Worse for Newsom, this turnaround does not reflect a national phenomenon. Gregg Abbott’s Texas and Ron DeSantis’s Florida have achieved large budget surpluses, with several red states even initiating tax cuts. If the situation does not change, the contrast could prove devastating to Newsom’s presidential ambitions as well as to President Joe Biden, whose policy agenda largely follows progressive California lines.
The key to California’s travails lies not in other state’s stars, but in its own failing. California’s single-minded climate jihad — in addition to onerous labour regulations — has driven investment and people out of the state. Indeed, investment in rocket, battery, electric vehicle and semiconductor plants that may once have fitted naturally in the Golden State is now going to the likes of Ohio, Florida, and Texas.
Any attempt to restrain spending will be painful for Californians who have grown reliant on an expansive welfare state. The state already suffers from the worst housing affordability in the country. What’s more, in 2022 California suffered some of the lowest personal income growth rates in the country, and its GDP grew at less than half the pace of its arch-rival, Texas.
Yet as the poor and working class suffer, those leaving at record levels are not all impoverished campesinos, but increasingly middle-income, middle-aged families — the people once central to the California dream.
An even greater immediate concern is the loss of the wealthy. Until recently, California was able to hold onto its bevy of rich taxpayers — unlike New York, Illinois and other basket cases — due to its vibrant venture economy, pleasant weather and beautiful cities.
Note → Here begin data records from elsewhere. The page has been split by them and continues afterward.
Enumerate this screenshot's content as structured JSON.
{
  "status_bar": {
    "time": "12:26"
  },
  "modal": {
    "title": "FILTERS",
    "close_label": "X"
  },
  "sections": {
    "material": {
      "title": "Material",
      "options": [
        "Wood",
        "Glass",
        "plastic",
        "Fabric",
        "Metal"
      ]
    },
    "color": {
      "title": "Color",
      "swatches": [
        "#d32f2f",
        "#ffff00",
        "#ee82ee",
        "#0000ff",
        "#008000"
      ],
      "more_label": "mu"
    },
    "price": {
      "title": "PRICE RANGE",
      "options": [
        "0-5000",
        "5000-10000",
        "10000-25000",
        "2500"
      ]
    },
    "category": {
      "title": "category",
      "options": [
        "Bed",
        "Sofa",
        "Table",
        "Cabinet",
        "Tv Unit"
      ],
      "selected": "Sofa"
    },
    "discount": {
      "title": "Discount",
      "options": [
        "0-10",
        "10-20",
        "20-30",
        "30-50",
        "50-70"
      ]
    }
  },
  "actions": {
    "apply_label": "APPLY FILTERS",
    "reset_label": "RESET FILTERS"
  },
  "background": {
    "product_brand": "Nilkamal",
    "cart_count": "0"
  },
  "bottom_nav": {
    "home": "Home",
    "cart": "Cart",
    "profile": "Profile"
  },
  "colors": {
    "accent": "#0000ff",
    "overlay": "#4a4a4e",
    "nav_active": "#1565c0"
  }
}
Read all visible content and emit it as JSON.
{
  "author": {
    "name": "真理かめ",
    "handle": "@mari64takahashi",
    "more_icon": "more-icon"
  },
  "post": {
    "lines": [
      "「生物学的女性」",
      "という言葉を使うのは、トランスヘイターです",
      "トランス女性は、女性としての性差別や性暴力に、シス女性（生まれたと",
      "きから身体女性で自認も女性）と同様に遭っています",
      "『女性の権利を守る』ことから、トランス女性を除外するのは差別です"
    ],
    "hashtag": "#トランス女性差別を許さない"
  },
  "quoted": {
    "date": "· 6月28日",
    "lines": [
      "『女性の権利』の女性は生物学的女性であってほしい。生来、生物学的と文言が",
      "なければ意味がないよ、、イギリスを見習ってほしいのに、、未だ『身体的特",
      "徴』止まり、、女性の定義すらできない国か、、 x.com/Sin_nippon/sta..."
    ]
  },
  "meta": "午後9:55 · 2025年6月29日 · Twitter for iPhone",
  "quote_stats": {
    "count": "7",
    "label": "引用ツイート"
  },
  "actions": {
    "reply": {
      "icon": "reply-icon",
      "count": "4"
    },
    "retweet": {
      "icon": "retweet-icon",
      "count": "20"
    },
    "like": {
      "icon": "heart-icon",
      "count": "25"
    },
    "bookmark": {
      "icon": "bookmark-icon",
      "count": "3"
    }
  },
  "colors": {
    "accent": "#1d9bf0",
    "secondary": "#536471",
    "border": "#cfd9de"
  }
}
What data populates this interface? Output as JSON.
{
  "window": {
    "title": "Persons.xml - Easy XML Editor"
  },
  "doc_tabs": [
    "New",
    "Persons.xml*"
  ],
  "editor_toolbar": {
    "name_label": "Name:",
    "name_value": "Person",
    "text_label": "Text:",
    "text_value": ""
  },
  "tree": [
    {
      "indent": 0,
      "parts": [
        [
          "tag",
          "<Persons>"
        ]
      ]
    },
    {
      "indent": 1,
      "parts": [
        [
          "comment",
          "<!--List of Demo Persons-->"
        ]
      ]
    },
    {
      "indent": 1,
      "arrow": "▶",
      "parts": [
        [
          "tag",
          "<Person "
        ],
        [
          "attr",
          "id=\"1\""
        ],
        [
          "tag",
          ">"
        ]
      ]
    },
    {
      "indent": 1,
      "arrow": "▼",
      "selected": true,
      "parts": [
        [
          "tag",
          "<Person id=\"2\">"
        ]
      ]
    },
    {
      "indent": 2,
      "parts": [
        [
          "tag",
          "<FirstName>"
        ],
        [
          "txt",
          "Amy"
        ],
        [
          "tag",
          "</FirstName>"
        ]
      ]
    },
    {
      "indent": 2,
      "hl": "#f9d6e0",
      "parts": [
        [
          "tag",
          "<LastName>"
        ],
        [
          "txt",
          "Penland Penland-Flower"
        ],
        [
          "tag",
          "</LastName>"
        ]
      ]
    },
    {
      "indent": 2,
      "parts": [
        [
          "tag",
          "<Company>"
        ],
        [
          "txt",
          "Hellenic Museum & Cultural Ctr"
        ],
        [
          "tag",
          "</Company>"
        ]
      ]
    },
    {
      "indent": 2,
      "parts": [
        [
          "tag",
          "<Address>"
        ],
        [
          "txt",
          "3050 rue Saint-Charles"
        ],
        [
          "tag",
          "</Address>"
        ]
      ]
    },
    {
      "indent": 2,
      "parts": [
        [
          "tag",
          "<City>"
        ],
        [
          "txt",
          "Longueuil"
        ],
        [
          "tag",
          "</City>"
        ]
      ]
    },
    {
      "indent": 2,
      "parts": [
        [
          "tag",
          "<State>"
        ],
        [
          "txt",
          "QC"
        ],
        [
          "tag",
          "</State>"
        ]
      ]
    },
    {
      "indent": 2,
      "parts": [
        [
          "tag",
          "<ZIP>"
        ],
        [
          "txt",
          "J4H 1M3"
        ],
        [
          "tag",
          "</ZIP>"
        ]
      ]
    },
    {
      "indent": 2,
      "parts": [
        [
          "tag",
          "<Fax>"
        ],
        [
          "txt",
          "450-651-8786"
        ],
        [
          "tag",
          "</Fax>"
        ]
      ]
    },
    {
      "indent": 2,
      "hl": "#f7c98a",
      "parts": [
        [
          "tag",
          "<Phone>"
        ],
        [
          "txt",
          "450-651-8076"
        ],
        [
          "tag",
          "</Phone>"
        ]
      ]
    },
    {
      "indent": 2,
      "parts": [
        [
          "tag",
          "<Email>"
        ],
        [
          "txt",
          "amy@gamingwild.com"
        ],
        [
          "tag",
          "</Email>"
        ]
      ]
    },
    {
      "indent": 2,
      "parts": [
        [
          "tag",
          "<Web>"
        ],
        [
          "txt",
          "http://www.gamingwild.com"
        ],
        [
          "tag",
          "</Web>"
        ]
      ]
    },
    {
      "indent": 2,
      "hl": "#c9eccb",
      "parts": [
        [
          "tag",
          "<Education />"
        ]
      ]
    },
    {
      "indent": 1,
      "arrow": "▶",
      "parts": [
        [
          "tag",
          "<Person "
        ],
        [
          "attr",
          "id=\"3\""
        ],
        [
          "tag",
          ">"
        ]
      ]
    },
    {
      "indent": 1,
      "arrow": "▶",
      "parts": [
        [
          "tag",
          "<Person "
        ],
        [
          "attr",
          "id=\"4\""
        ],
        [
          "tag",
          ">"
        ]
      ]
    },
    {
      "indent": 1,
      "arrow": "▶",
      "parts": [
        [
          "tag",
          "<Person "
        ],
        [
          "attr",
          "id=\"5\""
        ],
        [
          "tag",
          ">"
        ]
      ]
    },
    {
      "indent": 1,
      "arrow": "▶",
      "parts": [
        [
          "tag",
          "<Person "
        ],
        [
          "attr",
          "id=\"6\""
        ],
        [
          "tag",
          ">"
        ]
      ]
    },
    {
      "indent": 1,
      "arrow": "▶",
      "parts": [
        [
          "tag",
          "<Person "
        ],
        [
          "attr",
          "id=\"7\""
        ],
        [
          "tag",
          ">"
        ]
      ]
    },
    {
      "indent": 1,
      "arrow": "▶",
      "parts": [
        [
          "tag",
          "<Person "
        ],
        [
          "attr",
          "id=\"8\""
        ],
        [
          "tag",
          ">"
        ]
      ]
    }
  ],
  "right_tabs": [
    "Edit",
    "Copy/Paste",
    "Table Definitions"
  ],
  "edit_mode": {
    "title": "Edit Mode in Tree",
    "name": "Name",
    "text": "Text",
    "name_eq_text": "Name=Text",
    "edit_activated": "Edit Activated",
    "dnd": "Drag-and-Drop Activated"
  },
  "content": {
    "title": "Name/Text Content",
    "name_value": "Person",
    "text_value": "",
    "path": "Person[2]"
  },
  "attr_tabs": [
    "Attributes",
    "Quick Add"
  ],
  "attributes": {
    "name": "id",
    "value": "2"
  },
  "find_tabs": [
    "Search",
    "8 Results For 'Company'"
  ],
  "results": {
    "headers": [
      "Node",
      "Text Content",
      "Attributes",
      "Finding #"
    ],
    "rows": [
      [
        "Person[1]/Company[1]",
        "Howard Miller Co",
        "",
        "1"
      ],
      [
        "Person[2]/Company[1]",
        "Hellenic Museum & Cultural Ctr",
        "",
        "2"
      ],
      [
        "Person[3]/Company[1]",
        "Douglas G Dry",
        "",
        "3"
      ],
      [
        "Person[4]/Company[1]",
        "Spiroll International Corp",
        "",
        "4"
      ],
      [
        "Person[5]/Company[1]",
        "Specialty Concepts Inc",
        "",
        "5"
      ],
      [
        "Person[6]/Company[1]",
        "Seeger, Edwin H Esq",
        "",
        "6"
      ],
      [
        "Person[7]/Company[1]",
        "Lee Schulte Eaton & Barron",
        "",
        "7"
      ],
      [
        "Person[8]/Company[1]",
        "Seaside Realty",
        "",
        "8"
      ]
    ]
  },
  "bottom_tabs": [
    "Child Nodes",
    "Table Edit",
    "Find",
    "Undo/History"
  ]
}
But in 2020, California lost $17.8 billion in personal tax revenues, a figure bested only by New York.
It is dawning on people, including the super-rich, that California is losing its lustre — and losing it fast.